§ Problem to work on: Would you work out how many of the lines below hold "Copy" and reply with nothing but the number?

Items from an interface collection
▼▼▼

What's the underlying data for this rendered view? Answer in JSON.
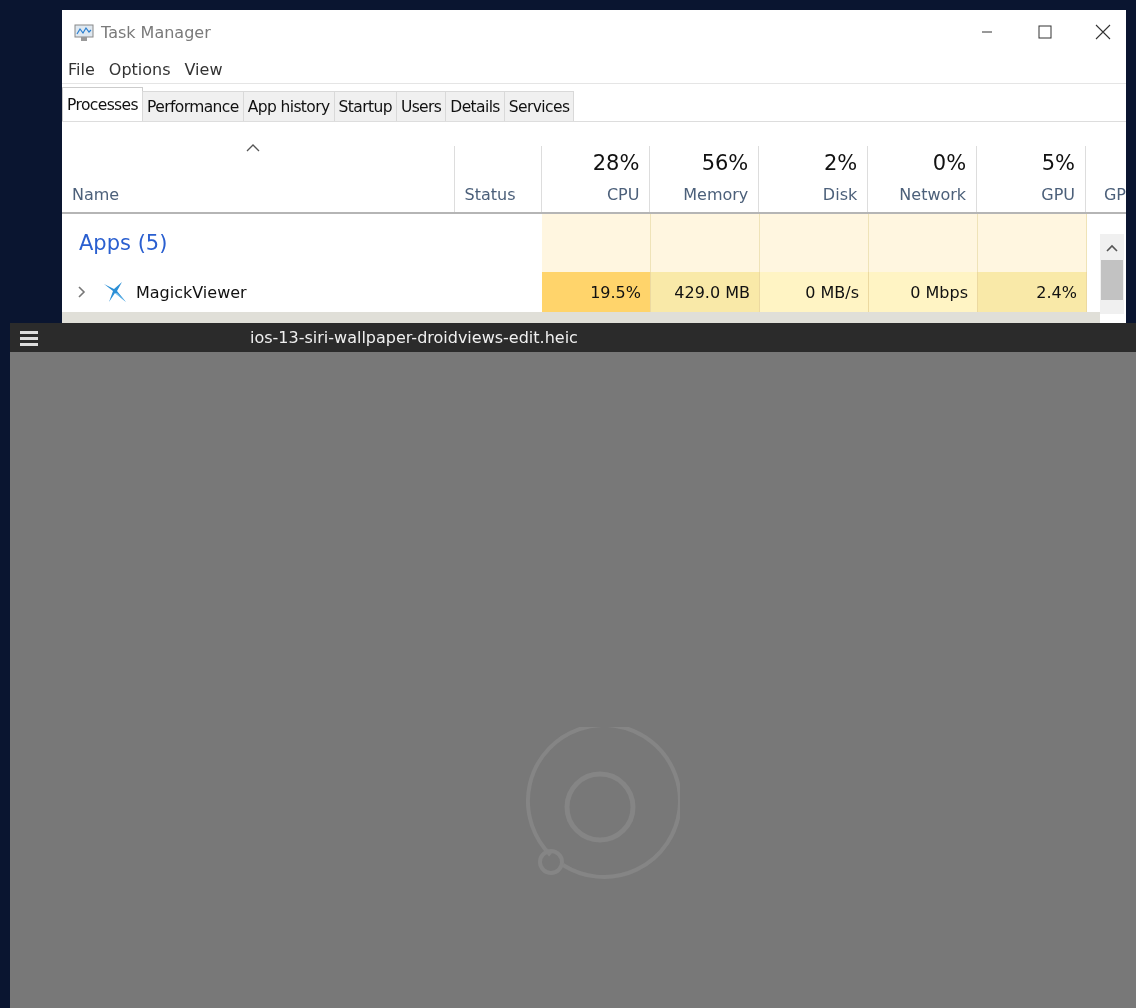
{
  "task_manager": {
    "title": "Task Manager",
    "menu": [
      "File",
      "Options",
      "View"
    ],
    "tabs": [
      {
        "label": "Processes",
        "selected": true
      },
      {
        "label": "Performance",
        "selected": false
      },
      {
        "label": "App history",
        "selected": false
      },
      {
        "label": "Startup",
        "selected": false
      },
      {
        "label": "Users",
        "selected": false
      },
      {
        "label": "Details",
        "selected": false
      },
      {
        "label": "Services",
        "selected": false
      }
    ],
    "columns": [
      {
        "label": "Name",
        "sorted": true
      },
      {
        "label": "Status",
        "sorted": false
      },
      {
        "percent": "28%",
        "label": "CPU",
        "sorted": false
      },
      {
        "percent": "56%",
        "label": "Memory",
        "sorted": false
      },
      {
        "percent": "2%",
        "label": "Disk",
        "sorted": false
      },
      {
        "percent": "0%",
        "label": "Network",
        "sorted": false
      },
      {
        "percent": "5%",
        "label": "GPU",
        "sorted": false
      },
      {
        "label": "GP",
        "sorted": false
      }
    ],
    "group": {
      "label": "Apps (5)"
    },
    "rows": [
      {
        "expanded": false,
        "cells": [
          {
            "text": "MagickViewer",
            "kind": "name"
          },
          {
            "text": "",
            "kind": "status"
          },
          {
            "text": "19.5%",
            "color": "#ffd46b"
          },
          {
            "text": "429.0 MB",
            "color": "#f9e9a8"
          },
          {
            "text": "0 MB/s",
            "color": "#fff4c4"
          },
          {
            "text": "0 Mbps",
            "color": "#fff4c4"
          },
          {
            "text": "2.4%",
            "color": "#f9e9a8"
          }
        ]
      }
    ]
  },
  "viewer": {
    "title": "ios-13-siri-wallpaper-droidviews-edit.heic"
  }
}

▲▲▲
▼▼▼

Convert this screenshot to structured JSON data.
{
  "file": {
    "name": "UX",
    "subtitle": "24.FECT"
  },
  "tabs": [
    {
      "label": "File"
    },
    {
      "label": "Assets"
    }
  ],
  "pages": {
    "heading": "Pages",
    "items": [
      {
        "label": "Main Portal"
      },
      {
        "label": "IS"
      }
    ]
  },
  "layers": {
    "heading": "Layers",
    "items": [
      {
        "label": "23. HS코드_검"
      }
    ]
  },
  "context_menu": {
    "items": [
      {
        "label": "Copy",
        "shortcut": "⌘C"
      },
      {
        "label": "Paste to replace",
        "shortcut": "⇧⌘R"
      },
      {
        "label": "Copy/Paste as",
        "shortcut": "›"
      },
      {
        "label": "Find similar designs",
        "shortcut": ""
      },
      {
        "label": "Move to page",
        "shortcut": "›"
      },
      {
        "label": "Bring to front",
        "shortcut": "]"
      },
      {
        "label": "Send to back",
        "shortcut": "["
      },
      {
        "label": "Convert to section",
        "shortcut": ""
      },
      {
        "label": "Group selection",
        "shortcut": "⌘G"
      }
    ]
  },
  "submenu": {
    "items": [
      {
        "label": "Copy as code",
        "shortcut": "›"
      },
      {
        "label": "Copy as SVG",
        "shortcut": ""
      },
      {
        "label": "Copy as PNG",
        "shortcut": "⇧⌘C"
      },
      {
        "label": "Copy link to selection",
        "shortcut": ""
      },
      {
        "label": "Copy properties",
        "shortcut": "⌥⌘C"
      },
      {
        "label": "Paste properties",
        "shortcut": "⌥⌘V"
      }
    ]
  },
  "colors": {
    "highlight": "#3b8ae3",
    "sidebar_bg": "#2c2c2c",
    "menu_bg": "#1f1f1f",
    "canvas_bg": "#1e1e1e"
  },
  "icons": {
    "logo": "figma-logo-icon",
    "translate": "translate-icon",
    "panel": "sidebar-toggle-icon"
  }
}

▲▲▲

§ Response: 7